*ABOUT THIS TASK:* Among the lines below, return each one that contains the word "Glycosylation".

*RECORD EXTRACTS:*
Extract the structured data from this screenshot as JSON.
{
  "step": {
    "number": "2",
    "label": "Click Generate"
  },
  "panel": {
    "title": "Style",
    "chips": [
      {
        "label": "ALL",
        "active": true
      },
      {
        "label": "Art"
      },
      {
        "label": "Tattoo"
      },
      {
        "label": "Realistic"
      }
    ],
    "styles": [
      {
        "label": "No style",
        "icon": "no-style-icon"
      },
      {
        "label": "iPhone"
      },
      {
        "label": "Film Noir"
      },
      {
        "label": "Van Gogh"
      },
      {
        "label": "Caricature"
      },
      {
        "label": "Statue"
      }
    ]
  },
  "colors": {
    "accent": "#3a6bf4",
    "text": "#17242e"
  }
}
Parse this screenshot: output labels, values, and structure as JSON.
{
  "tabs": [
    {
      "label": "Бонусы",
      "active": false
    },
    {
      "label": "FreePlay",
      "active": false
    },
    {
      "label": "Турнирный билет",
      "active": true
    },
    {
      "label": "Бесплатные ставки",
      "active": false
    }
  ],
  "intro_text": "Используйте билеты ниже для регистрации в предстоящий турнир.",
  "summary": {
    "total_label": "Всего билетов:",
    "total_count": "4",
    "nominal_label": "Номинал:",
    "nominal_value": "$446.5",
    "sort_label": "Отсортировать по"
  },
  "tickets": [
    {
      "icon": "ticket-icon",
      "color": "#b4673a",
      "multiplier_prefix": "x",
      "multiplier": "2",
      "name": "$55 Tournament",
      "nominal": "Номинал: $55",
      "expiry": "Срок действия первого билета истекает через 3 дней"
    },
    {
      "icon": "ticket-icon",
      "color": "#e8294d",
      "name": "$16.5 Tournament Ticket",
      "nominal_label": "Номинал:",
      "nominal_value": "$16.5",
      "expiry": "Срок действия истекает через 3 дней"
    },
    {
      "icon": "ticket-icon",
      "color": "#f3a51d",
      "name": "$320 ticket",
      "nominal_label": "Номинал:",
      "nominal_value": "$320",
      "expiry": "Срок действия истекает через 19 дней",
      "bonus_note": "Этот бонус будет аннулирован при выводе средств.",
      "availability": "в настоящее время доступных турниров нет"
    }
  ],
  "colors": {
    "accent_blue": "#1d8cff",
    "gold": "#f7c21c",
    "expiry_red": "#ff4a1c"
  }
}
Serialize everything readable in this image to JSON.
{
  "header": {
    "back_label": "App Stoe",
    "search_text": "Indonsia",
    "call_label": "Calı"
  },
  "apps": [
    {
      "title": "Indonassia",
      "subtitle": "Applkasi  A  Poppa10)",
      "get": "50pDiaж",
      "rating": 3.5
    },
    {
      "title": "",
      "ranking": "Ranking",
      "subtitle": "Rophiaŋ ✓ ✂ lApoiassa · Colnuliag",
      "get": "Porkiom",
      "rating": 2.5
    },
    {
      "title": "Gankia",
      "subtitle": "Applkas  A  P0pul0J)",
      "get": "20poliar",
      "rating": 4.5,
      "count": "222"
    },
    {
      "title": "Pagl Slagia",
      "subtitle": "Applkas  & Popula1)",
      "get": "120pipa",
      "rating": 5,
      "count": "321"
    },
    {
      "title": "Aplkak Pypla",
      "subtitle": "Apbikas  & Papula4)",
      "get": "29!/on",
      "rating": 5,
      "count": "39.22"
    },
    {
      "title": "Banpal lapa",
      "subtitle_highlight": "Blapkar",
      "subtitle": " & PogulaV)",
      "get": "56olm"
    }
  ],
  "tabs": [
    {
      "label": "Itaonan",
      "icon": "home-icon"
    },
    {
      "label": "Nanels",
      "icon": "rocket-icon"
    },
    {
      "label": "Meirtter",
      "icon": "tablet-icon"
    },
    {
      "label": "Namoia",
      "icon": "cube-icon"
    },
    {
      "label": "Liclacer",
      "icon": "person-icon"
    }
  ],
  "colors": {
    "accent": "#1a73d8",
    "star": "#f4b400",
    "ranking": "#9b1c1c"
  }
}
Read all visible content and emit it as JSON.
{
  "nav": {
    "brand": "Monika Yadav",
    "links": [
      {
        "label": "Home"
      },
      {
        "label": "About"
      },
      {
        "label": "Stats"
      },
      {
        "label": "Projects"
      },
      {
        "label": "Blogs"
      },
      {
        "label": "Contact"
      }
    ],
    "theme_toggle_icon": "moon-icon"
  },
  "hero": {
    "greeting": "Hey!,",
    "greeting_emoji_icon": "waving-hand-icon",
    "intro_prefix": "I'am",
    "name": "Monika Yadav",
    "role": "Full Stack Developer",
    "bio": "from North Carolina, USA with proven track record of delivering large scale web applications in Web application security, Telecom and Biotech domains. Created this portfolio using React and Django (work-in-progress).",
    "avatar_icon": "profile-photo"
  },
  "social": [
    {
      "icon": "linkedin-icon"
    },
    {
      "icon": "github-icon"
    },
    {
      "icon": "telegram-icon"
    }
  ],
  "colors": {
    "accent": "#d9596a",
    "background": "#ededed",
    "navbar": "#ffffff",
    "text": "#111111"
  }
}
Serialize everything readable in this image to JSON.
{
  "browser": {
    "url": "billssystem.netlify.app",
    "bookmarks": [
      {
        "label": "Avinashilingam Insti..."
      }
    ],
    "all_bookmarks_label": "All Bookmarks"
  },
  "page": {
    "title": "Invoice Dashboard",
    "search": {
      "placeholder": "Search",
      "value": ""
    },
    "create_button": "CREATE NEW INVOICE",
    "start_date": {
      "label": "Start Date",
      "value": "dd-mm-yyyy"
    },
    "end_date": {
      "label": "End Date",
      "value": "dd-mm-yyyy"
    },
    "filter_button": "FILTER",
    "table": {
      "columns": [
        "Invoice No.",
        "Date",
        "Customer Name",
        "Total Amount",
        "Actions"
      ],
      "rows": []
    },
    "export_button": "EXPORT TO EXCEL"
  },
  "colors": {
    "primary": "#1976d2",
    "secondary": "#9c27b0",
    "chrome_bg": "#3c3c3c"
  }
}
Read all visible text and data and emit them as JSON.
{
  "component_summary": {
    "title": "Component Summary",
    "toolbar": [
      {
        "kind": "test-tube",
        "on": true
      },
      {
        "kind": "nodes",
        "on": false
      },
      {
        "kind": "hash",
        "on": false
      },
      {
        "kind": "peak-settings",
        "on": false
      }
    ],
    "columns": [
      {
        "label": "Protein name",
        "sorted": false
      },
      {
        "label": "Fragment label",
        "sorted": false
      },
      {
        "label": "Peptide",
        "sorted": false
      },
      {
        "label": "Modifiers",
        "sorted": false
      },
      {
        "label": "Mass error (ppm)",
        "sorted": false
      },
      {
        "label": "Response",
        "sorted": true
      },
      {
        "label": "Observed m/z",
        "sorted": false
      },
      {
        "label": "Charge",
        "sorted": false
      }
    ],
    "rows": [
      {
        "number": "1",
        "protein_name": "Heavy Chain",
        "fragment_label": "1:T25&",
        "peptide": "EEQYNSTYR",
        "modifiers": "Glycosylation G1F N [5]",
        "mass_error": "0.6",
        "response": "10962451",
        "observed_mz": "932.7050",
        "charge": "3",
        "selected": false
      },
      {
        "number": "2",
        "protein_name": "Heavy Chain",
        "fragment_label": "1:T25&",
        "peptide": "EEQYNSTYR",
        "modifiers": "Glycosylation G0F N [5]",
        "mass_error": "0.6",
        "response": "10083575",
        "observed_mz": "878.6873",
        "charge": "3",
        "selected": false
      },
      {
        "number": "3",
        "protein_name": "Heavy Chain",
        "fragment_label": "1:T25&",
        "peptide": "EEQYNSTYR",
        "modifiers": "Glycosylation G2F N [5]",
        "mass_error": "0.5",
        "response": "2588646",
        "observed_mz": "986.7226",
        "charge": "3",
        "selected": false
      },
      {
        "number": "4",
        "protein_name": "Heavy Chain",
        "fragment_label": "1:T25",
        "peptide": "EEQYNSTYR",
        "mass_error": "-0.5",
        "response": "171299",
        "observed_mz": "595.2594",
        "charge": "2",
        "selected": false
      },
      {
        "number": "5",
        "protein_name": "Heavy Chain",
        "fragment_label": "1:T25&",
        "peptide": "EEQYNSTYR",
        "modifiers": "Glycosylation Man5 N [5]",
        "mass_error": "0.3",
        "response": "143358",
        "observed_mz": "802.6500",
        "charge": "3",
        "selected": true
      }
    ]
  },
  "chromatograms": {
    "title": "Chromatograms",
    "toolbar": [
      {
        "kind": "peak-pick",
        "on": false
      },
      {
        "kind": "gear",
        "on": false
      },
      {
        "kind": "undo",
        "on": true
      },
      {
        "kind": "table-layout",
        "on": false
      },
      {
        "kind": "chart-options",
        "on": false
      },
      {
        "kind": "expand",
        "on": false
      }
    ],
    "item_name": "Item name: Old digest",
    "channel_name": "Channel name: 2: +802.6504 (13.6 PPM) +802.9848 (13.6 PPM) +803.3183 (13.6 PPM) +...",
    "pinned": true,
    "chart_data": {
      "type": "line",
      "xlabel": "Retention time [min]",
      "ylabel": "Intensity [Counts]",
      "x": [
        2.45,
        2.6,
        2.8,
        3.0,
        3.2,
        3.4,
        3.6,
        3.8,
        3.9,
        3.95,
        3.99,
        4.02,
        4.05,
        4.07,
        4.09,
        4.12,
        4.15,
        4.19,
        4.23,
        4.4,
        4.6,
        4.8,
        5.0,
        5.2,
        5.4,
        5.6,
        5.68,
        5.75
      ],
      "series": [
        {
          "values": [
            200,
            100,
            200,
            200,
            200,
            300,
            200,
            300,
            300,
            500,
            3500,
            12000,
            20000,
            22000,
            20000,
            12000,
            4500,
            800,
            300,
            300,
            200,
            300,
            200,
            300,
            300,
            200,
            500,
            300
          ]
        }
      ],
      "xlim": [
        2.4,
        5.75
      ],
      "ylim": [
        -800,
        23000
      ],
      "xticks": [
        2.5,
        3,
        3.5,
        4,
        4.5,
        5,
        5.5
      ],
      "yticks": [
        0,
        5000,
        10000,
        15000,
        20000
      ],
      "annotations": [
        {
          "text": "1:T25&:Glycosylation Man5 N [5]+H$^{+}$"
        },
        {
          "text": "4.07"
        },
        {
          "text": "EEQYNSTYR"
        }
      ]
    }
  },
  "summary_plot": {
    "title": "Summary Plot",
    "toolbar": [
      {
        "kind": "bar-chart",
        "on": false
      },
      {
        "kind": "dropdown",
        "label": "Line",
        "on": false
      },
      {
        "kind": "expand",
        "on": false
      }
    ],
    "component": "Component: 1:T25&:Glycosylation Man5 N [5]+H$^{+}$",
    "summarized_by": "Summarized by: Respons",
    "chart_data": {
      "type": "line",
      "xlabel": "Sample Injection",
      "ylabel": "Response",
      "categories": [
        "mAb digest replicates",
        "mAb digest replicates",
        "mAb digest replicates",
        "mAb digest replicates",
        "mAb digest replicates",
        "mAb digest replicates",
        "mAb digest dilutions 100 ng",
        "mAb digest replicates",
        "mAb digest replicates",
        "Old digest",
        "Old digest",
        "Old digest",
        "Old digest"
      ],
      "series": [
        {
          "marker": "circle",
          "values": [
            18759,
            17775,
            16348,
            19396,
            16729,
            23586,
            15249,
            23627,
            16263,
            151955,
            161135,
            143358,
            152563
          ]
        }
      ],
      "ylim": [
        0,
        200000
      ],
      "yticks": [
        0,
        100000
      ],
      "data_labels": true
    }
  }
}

*SOLUTION FOR THIS TASK:*
        "modifiers": "Glycosylation G1F N [5]",
        "modifiers": "Glycosylation G0F N [5]",
        "modifiers": "Glycosylation G2F N [5]",
        "modifiers": "Glycosylation Man5 N [5]",
          "text": "1:T25&:Glycosylation Man5 N [5]+H$^{+}$"
    "component": "Component: 1:T25&:Glycosylation Man5 N [5]+H$^{+}$",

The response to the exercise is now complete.